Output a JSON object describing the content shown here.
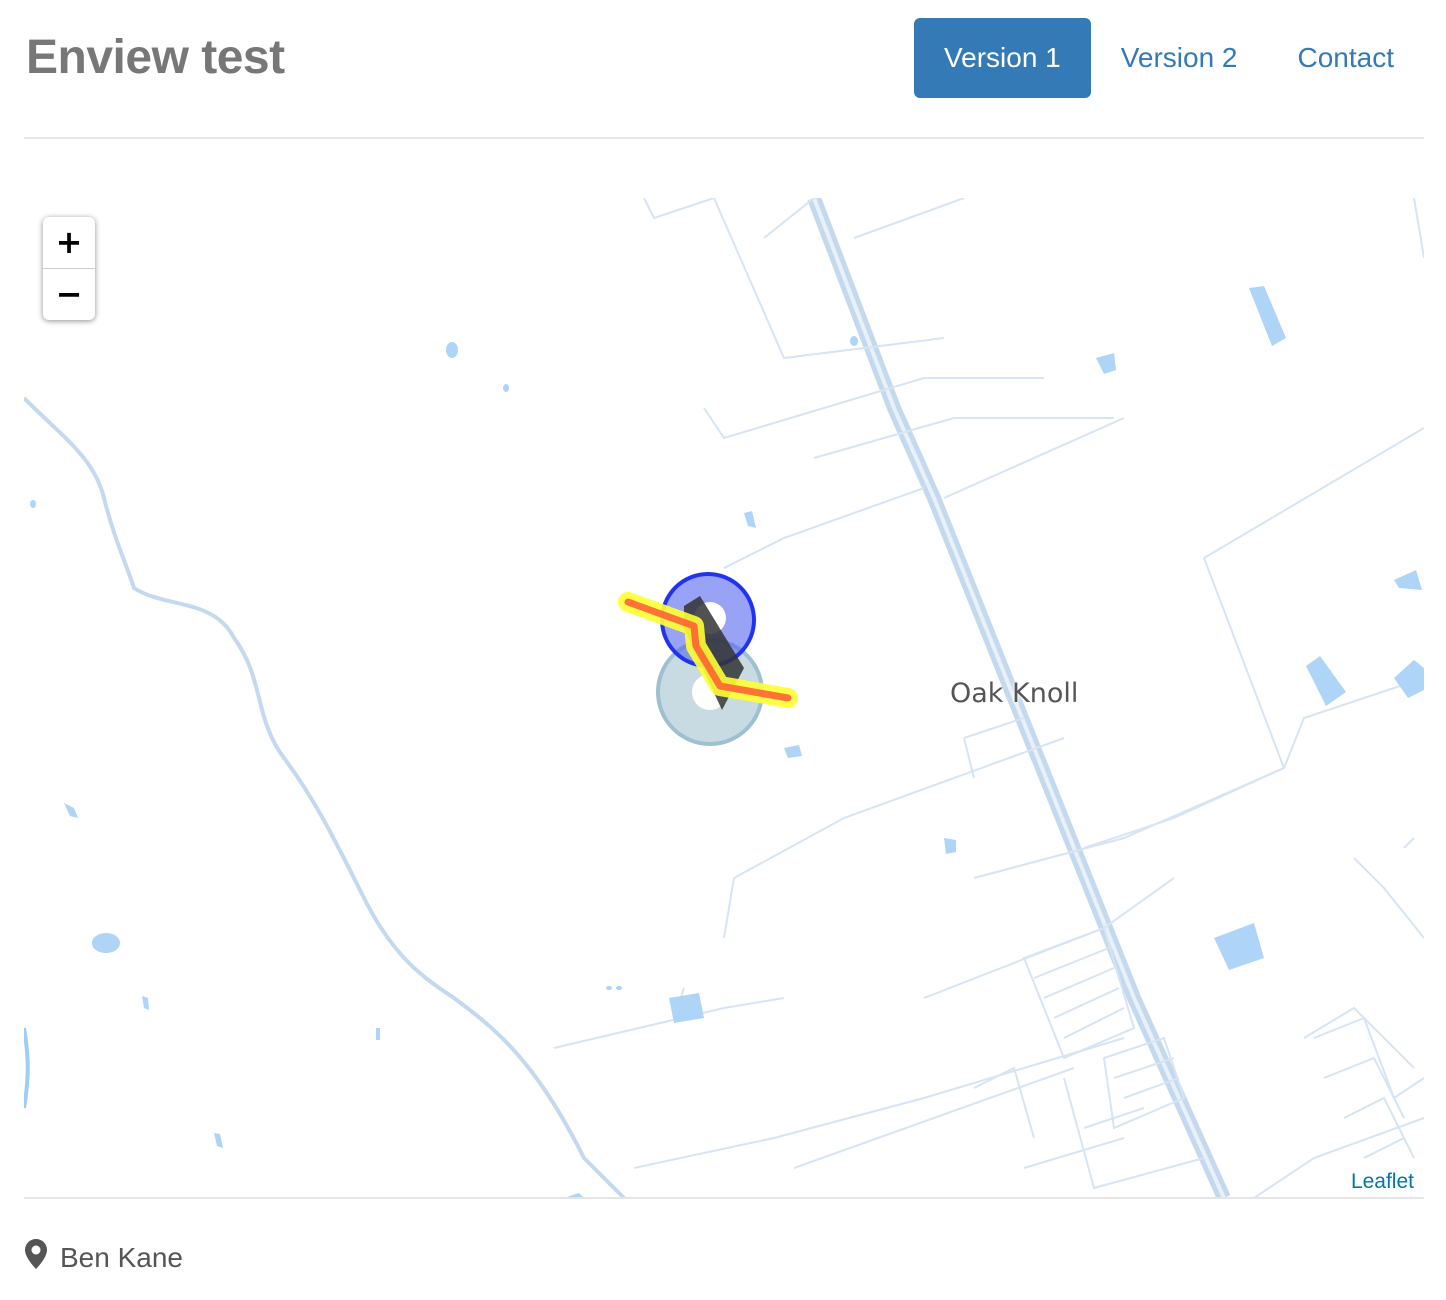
{
  "header": {
    "title": "Enview test",
    "nav": [
      {
        "label": "Version 1",
        "active": true
      },
      {
        "label": "Version 2",
        "active": false
      },
      {
        "label": "Contact",
        "active": false
      }
    ]
  },
  "map": {
    "zoom_in_label": "+",
    "zoom_out_label": "−",
    "place_label": "Oak Knoll",
    "attribution": "Leaflet",
    "colors": {
      "water": "#9fcdf5",
      "roads": "#c5d9ee",
      "railway": "#bcd2ea",
      "circle_blue": "#2233ee",
      "circle_grey": "#9fc0d0",
      "route_outer": "#ffff00",
      "route_inner": "#ff6633"
    }
  },
  "footer": {
    "icon": "map-marker-icon",
    "author": "Ben Kane"
  }
}
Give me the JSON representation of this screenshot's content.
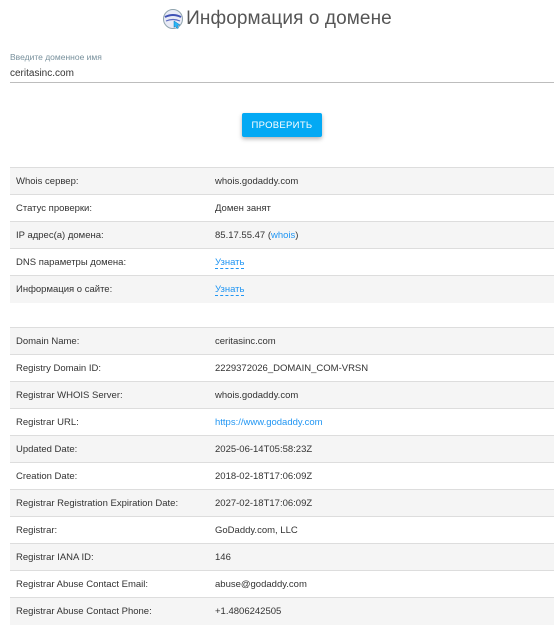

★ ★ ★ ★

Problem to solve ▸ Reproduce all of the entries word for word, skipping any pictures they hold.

Task result ▸
Output a JSON object describing the content shown here.
{
  "header": {
    "title": "Enview test",
    "nav": [
      {
        "label": "Version 1",
        "active": true
      },
      {
        "label": "Version 2",
        "active": false
      },
      {
        "label": "Contact",
        "active": false
      }
    ]
  },
  "map": {
    "zoom_in_label": "+",
    "zoom_out_label": "−",
    "place_label": "Oak Knoll",
    "attribution": "Leaflet",
    "colors": {
      "water": "#9fcdf5",
      "roads": "#c5d9ee",
      "railway": "#bcd2ea",
      "circle_blue": "#2233ee",
      "circle_grey": "#9fc0d0",
      "route_outer": "#ffff00",
      "route_inner": "#ff6633"
    }
  },
  "footer": {
    "icon": "map-marker-icon",
    "author": "Ben Kane"
  }
}
Give me the JSON representation of this screenshot's content.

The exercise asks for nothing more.